The New FMT Patriot CNC Router sold through Plastimach and the CNC Router Store features Ball Screw Drives on the XY and Z axes. We often get about the pros and cons of the two methods.
Ball-Screw vs. Rack-N-Pinion
Rack-n-Pinion Explained – Most machines in this price category use strait rack-n-pinion to drive the axes. It is a design where the teeth of a steel pinion gear are pushed into the teeth of a steel rack. The connection is metal on metal with grease applied, and sometimes the pinion will be a little softer so it will wear, since it is the easier component to change. The pinion spins in a bearing housing, is usually belt driven by the drive motor, and typically has no precision adjustment for tightening the belt or meshing the pinion into the rack. When tightening the belt or replacing a pinion a lot is left to your imagination. In some cases helical rack-n-pinion is used, and because the teeth are on an angle, backlash is reduced. It is a metal on metal, medium-to-high wear design, that has the potential to wear un-evenly. Over time, replacement of the rack, pinion or both is likely. It is hard to keep lash out of this system design. Pushing the pinion harder into the rack will usually result in stress on the drive motor, uneven wear, and quicker deterioration. The only way to truly eliminate backlash in a rack-n-pinion design is to use two drive motors with two pinions on the same rack with the second motor applying gentle motion in the opposite direction of the axis travel.
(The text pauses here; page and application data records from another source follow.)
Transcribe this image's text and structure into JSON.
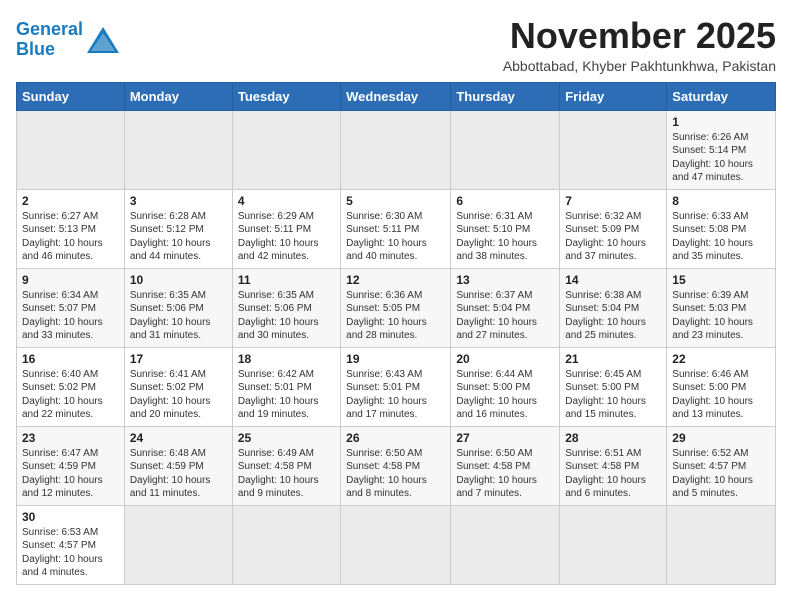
{
  "header": {
    "logo_general": "General",
    "logo_blue": "Blue",
    "month_title": "November 2025",
    "subtitle": "Abbottabad, Khyber Pakhtunkhwa, Pakistan"
  },
  "weekdays": [
    "Sunday",
    "Monday",
    "Tuesday",
    "Wednesday",
    "Thursday",
    "Friday",
    "Saturday"
  ],
  "weeks": [
    [
      {
        "day": "",
        "empty": true
      },
      {
        "day": "",
        "empty": true
      },
      {
        "day": "",
        "empty": true
      },
      {
        "day": "",
        "empty": true
      },
      {
        "day": "",
        "empty": true
      },
      {
        "day": "",
        "empty": true
      },
      {
        "day": "1",
        "sunrise": "6:26 AM",
        "sunset": "5:14 PM",
        "daylight": "10 hours and 47 minutes."
      }
    ],
    [
      {
        "day": "2",
        "sunrise": "6:27 AM",
        "sunset": "5:13 PM",
        "daylight": "10 hours and 46 minutes."
      },
      {
        "day": "3",
        "sunrise": "6:28 AM",
        "sunset": "5:12 PM",
        "daylight": "10 hours and 44 minutes."
      },
      {
        "day": "4",
        "sunrise": "6:29 AM",
        "sunset": "5:11 PM",
        "daylight": "10 hours and 42 minutes."
      },
      {
        "day": "5",
        "sunrise": "6:30 AM",
        "sunset": "5:11 PM",
        "daylight": "10 hours and 40 minutes."
      },
      {
        "day": "6",
        "sunrise": "6:31 AM",
        "sunset": "5:10 PM",
        "daylight": "10 hours and 38 minutes."
      },
      {
        "day": "7",
        "sunrise": "6:32 AM",
        "sunset": "5:09 PM",
        "daylight": "10 hours and 37 minutes."
      },
      {
        "day": "8",
        "sunrise": "6:33 AM",
        "sunset": "5:08 PM",
        "daylight": "10 hours and 35 minutes."
      }
    ],
    [
      {
        "day": "9",
        "sunrise": "6:34 AM",
        "sunset": "5:07 PM",
        "daylight": "10 hours and 33 minutes."
      },
      {
        "day": "10",
        "sunrise": "6:35 AM",
        "sunset": "5:06 PM",
        "daylight": "10 hours and 31 minutes."
      },
      {
        "day": "11",
        "sunrise": "6:35 AM",
        "sunset": "5:06 PM",
        "daylight": "10 hours and 30 minutes."
      },
      {
        "day": "12",
        "sunrise": "6:36 AM",
        "sunset": "5:05 PM",
        "daylight": "10 hours and 28 minutes."
      },
      {
        "day": "13",
        "sunrise": "6:37 AM",
        "sunset": "5:04 PM",
        "daylight": "10 hours and 27 minutes."
      },
      {
        "day": "14",
        "sunrise": "6:38 AM",
        "sunset": "5:04 PM",
        "daylight": "10 hours and 25 minutes."
      },
      {
        "day": "15",
        "sunrise": "6:39 AM",
        "sunset": "5:03 PM",
        "daylight": "10 hours and 23 minutes."
      }
    ],
    [
      {
        "day": "16",
        "sunrise": "6:40 AM",
        "sunset": "5:02 PM",
        "daylight": "10 hours and 22 minutes."
      },
      {
        "day": "17",
        "sunrise": "6:41 AM",
        "sunset": "5:02 PM",
        "daylight": "10 hours and 20 minutes."
      },
      {
        "day": "18",
        "sunrise": "6:42 AM",
        "sunset": "5:01 PM",
        "daylight": "10 hours and 19 minutes."
      },
      {
        "day": "19",
        "sunrise": "6:43 AM",
        "sunset": "5:01 PM",
        "daylight": "10 hours and 17 minutes."
      },
      {
        "day": "20",
        "sunrise": "6:44 AM",
        "sunset": "5:00 PM",
        "daylight": "10 hours and 16 minutes."
      },
      {
        "day": "21",
        "sunrise": "6:45 AM",
        "sunset": "5:00 PM",
        "daylight": "10 hours and 15 minutes."
      },
      {
        "day": "22",
        "sunrise": "6:46 AM",
        "sunset": "5:00 PM",
        "daylight": "10 hours and 13 minutes."
      }
    ],
    [
      {
        "day": "23",
        "sunrise": "6:47 AM",
        "sunset": "4:59 PM",
        "daylight": "10 hours and 12 minutes."
      },
      {
        "day": "24",
        "sunrise": "6:48 AM",
        "sunset": "4:59 PM",
        "daylight": "10 hours and 11 minutes."
      },
      {
        "day": "25",
        "sunrise": "6:49 AM",
        "sunset": "4:58 PM",
        "daylight": "10 hours and 9 minutes."
      },
      {
        "day": "26",
        "sunrise": "6:50 AM",
        "sunset": "4:58 PM",
        "daylight": "10 hours and 8 minutes."
      },
      {
        "day": "27",
        "sunrise": "6:50 AM",
        "sunset": "4:58 PM",
        "daylight": "10 hours and 7 minutes."
      },
      {
        "day": "28",
        "sunrise": "6:51 AM",
        "sunset": "4:58 PM",
        "daylight": "10 hours and 6 minutes."
      },
      {
        "day": "29",
        "sunrise": "6:52 AM",
        "sunset": "4:57 PM",
        "daylight": "10 hours and 5 minutes."
      }
    ],
    [
      {
        "day": "30",
        "sunrise": "6:53 AM",
        "sunset": "4:57 PM",
        "daylight": "10 hours and 4 minutes."
      },
      {
        "day": "",
        "empty": true
      },
      {
        "day": "",
        "empty": true
      },
      {
        "day": "",
        "empty": true
      },
      {
        "day": "",
        "empty": true
      },
      {
        "day": "",
        "empty": true
      },
      {
        "day": "",
        "empty": true
      }
    ]
  ]
}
Ball-Screw Explained – A ball-screw design uses hardened steel rod, precision ground or cut with circular leads or grooves. A matching steel ball-nut is machined with the same lead/groove pitch as the screw and includes recirculating tubes. As the screw or ball-nut spins, steel ball bearings run down the matching leads of the ball-nut and screw and back to the top again through the recirculating tubes to start the process over. It is a low/even wear, precision ball bearing design that is sealed to keep out debris and easy to lubricate. Ball-screws are easy to dismantle and clean. As leads wear, a larger ball bearing can be applied to eliminate backlash, or two ball-nuts can be opposed and spring loaded to eliminate lash. Many ball-screws are cut with two sets of leads, so if one set wears the ball-nut can be spun onto the other lead set. It is not unusual in high demand applications for ball-screws to run problem free for 10 plus years.
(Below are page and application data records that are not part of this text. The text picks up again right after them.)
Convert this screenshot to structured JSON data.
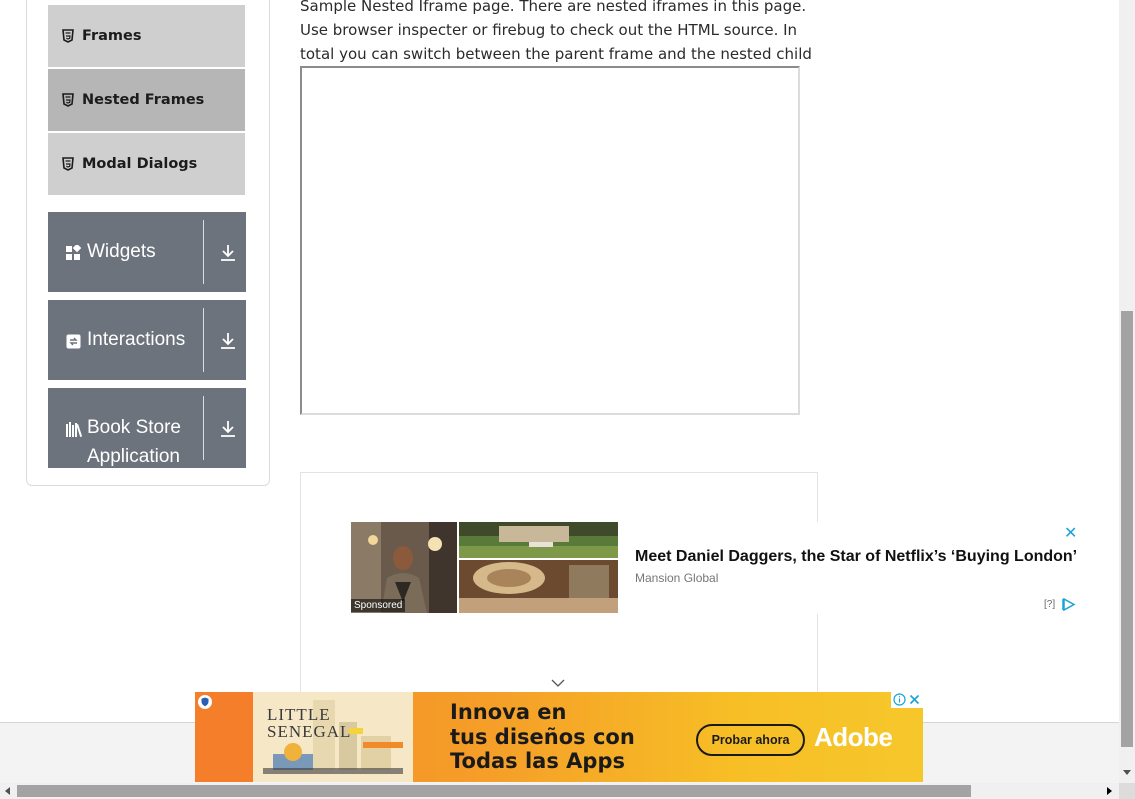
{
  "sidebar": {
    "sub_items": [
      {
        "label": "Frames",
        "icon": "html5-icon",
        "active": false
      },
      {
        "label": "Nested Frames",
        "icon": "html5-icon",
        "active": true
      },
      {
        "label": "Modal Dialogs",
        "icon": "html5-icon",
        "active": false
      }
    ],
    "groups": [
      {
        "label": "Widgets",
        "icon": "widgets-icon",
        "arrow": "download-arrow-icon"
      },
      {
        "label": "Interactions",
        "icon": "interactions-icon",
        "arrow": "download-arrow-icon"
      },
      {
        "label_line1": "Book Store",
        "label_line2": "Application",
        "icon": "books-icon",
        "arrow": "download-arrow-icon"
      }
    ]
  },
  "main": {
    "intro_text": "Sample Nested Iframe page. There are nested iframes in this page. Use browser inspecter or firebug to check out the HTML source. In total you can switch between the parent frame and the nested child frame."
  },
  "native_ad": {
    "sponsored": "Sponsored",
    "title": "Meet Daniel Daggers, the Star of Netflix’s ‘Buying London’",
    "source": "Mansion Global",
    "close": "✕",
    "help": "[?]"
  },
  "banner_ad": {
    "art_text_line1": "LITTLE",
    "art_text_line2": "SENEGAL",
    "headline_line1": "Innova en",
    "headline_line2": "tus diseños con",
    "headline_line3": "Todas las Apps",
    "cta": "Probar ahora",
    "brand": "Adobe"
  },
  "colors": {
    "sidebar_group_bg": "#6c737c",
    "sidebar_sub_bg": "#cfcfcf",
    "sidebar_sub_active_bg": "#b6b6b6",
    "native_close": "#1aa3d9",
    "banner_orange": "#f58a2b",
    "banner_yellow": "#f6c72b"
  }
}
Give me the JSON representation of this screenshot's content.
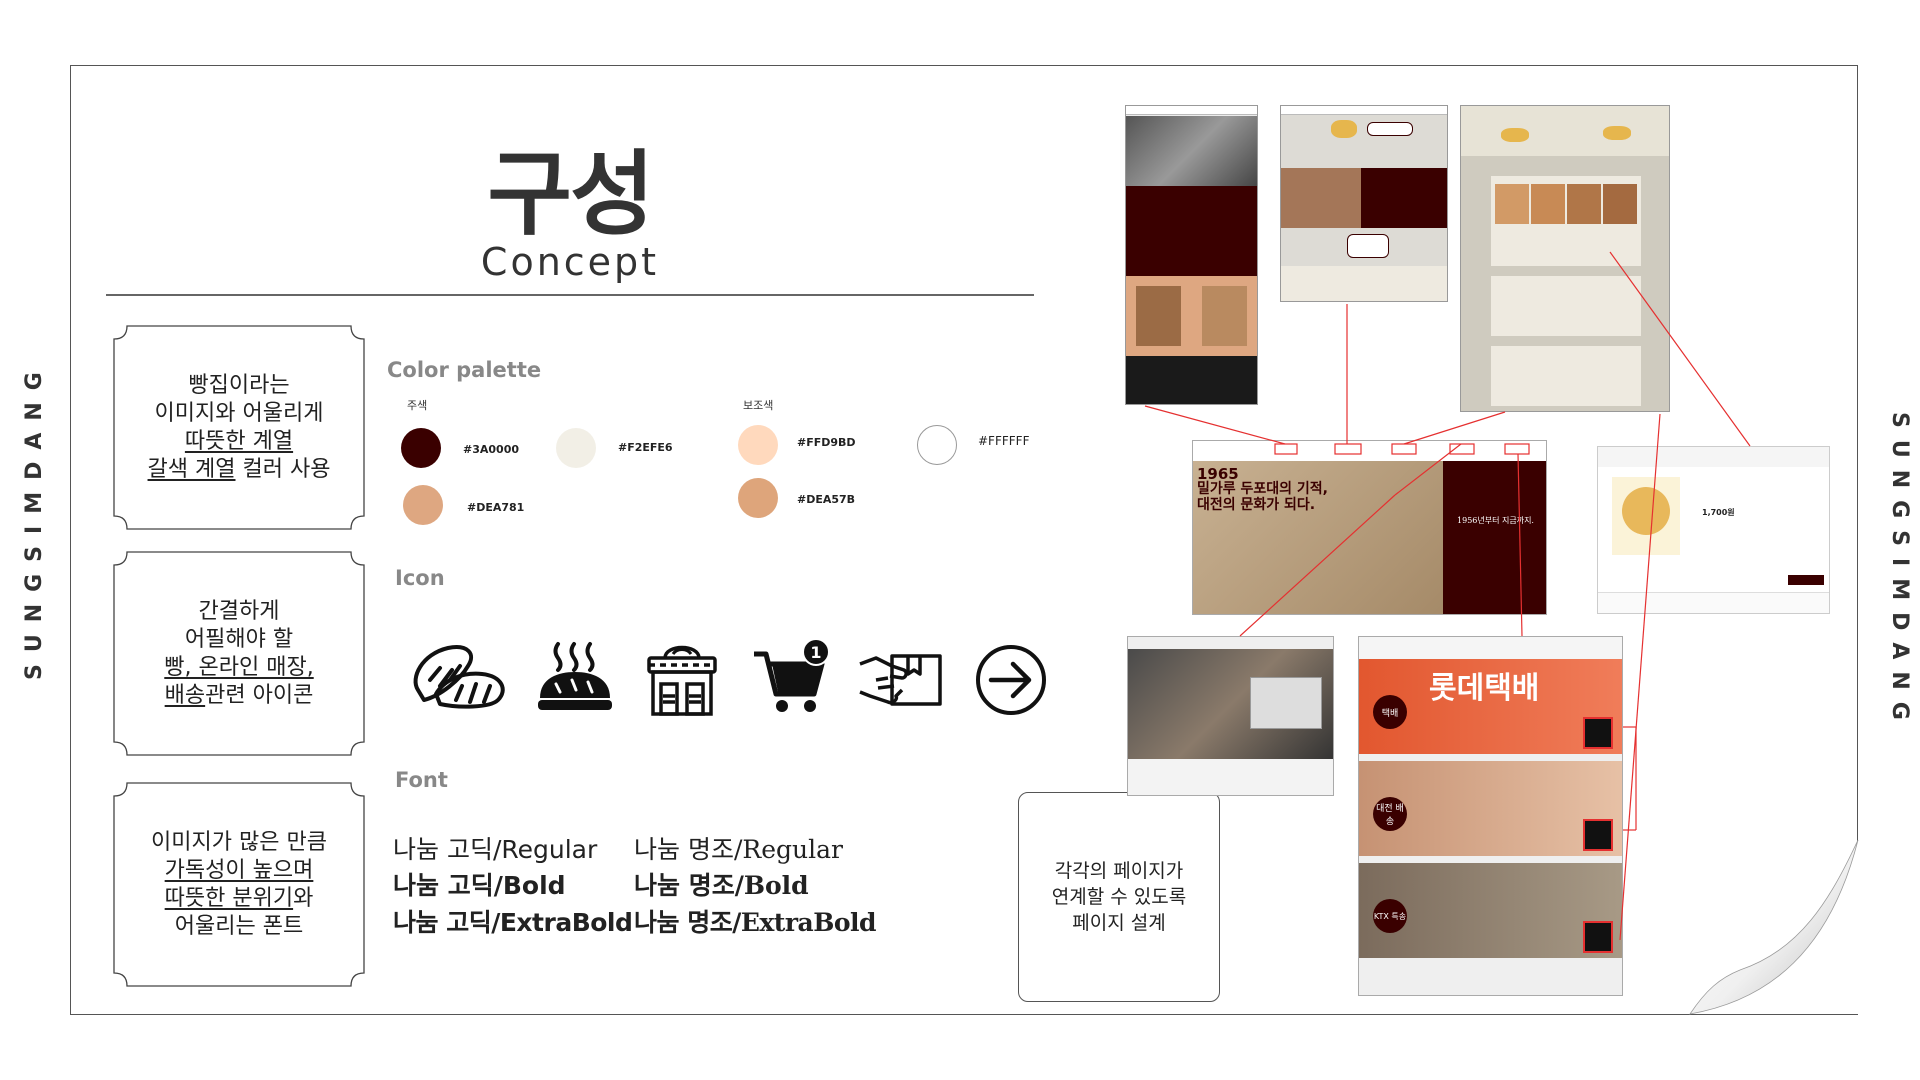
{
  "side_text_left": "SUNGSIMDANG",
  "side_text_right": "SUNGSIMDANG",
  "title": "구성",
  "subtitle": "Concept",
  "cards": [
    {
      "lines": [
        "빵집이라는",
        "이미지와 어울리게",
        "따뜻한 계열",
        "갈색 계열",
        " 컬러 사용"
      ]
    },
    {
      "lines": [
        "간결하게",
        "어필해야 할",
        "빵, 온라인 매장,",
        "배송",
        "관련 아이콘"
      ]
    },
    {
      "lines": [
        "이미지가 많은 만큼",
        "가독성이 높으며",
        "따뜻한 분위기",
        "와",
        "어울리는 폰트"
      ]
    }
  ],
  "color_palette": {
    "label": "Color palette",
    "main_label": "주색",
    "sub_label": "보조색",
    "main": [
      {
        "hex_label": "#3A0000",
        "color": "#3A0000"
      },
      {
        "hex_label": "#F2EFE6",
        "color": "#F2EFE6"
      },
      {
        "hex_label": "#DEA781",
        "color": "#DEA781"
      }
    ],
    "sub": [
      {
        "hex_label": "#FFD9BD",
        "color": "#FFD9BD"
      },
      {
        "hex_label": "#FFFFFF",
        "color": "#FFFFFF"
      },
      {
        "hex_label": "#DEA57B",
        "color": "#DEA57B"
      }
    ]
  },
  "icon_section": {
    "label": "Icon",
    "icons": [
      "bread-icon",
      "bread-loaf-icon",
      "bakery-store-icon",
      "cart-icon",
      "delivery-box-icon",
      "arrow-right-icon"
    ],
    "cart_badge": "1"
  },
  "font_section": {
    "label": "Font",
    "gothic": [
      "나눔 고딕/Regular",
      "나눔 고딕/Bold",
      "나눔 고딕/ExtraBold"
    ],
    "myeongjo": [
      "나눔 명조/Regular",
      "나눔 명조/Bold",
      "나눔 명조/ExtraBold"
    ]
  },
  "note": {
    "lines": [
      "각각의 페이지가",
      "연계할 수 있도록",
      "페이지 설계"
    ]
  },
  "mockups": {
    "hero_year": "1965",
    "hero_headline_1": "밀가루 두포대의 기적,",
    "hero_headline_2": "대전의 문화가 되다.",
    "hero_side": "1956년부터 지금까지.",
    "delivery_labels": [
      "택배",
      "대전 배송",
      "KTX 특송"
    ],
    "delivery_banner": "롯데택배",
    "product_price": "1,700원",
    "colors": {
      "accent": "#3A0000",
      "red": "#E53030",
      "beige": "#F2EFE6",
      "tan": "#DEA781"
    }
  }
}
Rack-n-Pinion Applied On a moving gantry machine, a single drive motor design to drive the bridge is complicated. In this arrangement the drive motor spins a long shaft mounted in end bearing blocks with pinions on both ends meshed into racks on each side of the machine. Most machines use a dual drive motor, rack-n-pinion configuration to drive the gantry, one on each side. In either case, keeping the rack-n-pinion mechanics adjusted on both sides for optimum performance and wear can be tricky. Dual motor systems can also get out of sync, and tune, causing unpredictable results and machining of parts that aren’t square. Applying single rack-n-pinion drive systems on the cross bridge and vertical axes is strait forward. If you choose rack-n-pinion you better plan to become a fairly solid technician.
Ball-Screws Applied – Most machines in this category, including ours use a single, center ball-screw design to drive the moving gantry. The bridge frameworks is an elongated “O” design, connected to profiles rails on both side of the machine, which wraps around below the table. The ball-screw and ball-nut connect to the center of this framework under the table. It is a simple single drive design with no tuning issues, and the screw is below the table so debris buildup is virtually non-existent. If you want problem free, ball-screws are the way to go.